In the end the Olympic gold went to Germany’s Alexander Zverev, and he will now fancy himself to land a first major slam following a decent year where he won the Mexican Open and made the last four at the French Open.
World number two Daniil Medvedev is still hunting for his first grand slam win, and he looks well suited to this event where he has saved his best form in recent seasons. The Russian giant has made the final four here for the past two seasons, losing in the final to Nadal two years ago.
He comes to New York off the back of success in National Bank Open which should lift his spirits after bowing out at the Olympics at the quarter-final stage.

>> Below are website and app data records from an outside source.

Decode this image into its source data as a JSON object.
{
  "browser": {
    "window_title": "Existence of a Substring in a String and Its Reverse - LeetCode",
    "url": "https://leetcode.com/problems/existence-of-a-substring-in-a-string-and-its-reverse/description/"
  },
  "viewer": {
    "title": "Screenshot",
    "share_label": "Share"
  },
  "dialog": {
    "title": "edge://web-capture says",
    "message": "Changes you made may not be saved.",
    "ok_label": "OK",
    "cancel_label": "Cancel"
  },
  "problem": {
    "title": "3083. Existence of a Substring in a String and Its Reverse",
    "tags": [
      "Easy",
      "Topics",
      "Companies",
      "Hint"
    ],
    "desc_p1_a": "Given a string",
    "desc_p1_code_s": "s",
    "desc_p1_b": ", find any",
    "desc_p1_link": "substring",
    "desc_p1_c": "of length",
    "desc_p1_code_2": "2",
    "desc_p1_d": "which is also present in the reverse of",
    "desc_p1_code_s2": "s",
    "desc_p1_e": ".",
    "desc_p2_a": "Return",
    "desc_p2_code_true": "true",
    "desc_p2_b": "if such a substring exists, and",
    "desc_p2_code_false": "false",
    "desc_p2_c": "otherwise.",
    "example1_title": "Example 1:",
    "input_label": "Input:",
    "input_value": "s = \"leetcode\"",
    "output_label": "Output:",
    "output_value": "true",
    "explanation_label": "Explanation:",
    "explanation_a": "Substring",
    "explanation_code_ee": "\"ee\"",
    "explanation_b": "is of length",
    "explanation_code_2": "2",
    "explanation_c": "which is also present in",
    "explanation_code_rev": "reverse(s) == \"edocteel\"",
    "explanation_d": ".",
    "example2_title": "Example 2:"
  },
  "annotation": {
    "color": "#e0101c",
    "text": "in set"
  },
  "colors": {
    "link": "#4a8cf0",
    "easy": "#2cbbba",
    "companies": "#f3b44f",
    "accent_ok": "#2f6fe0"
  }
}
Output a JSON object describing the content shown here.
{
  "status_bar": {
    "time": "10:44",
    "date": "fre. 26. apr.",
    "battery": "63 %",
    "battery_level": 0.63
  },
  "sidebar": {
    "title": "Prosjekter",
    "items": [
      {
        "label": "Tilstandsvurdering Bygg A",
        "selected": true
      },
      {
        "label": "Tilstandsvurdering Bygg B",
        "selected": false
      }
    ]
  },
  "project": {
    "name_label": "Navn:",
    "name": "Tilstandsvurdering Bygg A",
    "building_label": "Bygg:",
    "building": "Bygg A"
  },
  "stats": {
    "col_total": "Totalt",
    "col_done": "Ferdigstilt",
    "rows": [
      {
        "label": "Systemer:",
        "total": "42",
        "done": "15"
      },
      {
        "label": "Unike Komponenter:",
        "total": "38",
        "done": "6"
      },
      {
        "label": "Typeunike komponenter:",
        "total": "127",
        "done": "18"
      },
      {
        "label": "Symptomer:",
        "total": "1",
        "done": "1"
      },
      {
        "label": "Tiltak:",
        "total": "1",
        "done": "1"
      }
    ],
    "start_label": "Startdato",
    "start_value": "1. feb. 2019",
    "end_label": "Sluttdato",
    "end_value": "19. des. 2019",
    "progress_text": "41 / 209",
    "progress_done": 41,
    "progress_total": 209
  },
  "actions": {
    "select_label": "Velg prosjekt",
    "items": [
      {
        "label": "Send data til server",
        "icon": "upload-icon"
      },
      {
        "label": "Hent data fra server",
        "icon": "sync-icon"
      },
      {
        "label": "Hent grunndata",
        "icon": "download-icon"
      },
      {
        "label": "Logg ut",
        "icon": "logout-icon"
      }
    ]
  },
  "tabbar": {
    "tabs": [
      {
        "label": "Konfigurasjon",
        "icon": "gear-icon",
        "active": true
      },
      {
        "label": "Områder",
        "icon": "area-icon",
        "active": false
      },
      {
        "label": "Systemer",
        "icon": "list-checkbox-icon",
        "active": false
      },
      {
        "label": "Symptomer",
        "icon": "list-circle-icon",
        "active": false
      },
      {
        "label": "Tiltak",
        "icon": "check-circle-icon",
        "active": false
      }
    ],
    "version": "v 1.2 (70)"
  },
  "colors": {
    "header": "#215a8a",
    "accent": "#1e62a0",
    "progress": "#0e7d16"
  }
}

Greek star Stefanos Tsitsipas has, at the age of 23, already made numerous Grand Slam semi-final appearances and reached the final of the French Open this year.
The Athens born racketsman looks like being one of the new stars of the next generation and it is surely only a matter of time when he goes one better than he did in Paris and picks up his first grand slam win.
He will need to lift his New York form though at a venue where he has struggled and has never made it past the third round.
Our US Open betting odds are favouring Daniil Medvedev, Alexander Zverev and Stefanos Tsitsipas to run the Serb the closest and Tsitsipas does look like he could run deep just as he did in Paris, but there can be little doubt that this is Djokovic’s tournament to lose.
Expect the world number one win at the Arthur Ashe Stadium on the 12th of September and overtake Roger Federer and Rafa Nadal by landing a 21st major title and becoming the most successful men’s player in history of the Grand Slams.
US Open Women’s Singles Betting
On the ladies side of the draw, Naomi Osaka will lead the betting.
Osaka has had a bit of a troubled year, given her well documented absences from the tour as well as her straight sets defeat by the Czech Republic’s Marketa Vondrousova while representing her native Japan as the hosts of the Olympics.
She also just recently crashed out of the Western & Southern Open in Cincinnati when she lost to Swiss wildcard Jil Teichmann in the third round which suggests not is all yet well with the world number two.
She does enjoy this course and its hard surface though and won here in both 2018 and 2020.
Despite her form here, she is a tough one to predict and could well suffer from lack of competitive elite action which has been balanced against her mental resistance and, while wishing her well and hoping to see her return to her best soon, we would look elsewhere.
Like Australia’s Ash Barty.
Don’t Stop The Barty
World number one, Barty has grand slam wins at both Roland Garros and Wimbledon as well as being a semi-finalist at the Australian Open and is also now an Olympic bronze medallist after winning in the mix doubles with John Peers.
In short, it has not been a bad couple of years for the 25 year old Aussie.
However, at the US Open she is yet to progress past the fourth round so will need to pick up her form on her return to a tournament she missed last year due to concerns about Covid.
Her form is not perfect either, showing she can be got at during the Tokyo Olympics where she lost to Sara Sorribes Tormo in straight sets in the first round. If she can bring the form she showed in SW19 to the North American hard surface, she could well be looking at another Grand Slam title.
2021 US Open Tennis Betting Odds
2021 US Open Men’s Singles Betting
- Novak Djokovic – 4/6
- Daniil Medvedev – 18/5
- Alexander Zverev – 13/2
- Stefanos Tsitsipas – 9/1
- Matteo Berrettini – 18/1
- Andrey Rublev – 25/1
- Denis Shapovalov – 40/1
- Milos Raonic – 50/1
2021 US Open Women’s Singles Betting
- Naomi Osaka – 18/5
- Ashleigh Barty – 5/1
- Serena Williams – 9/1
- Aryna Sabalenka – 9/1
- Iga Swiatek – 11/1
- Bianca Vanessa Andreescu – 11/1
- Simona Halep – 12/1
- Karolina Pliskova – 12/1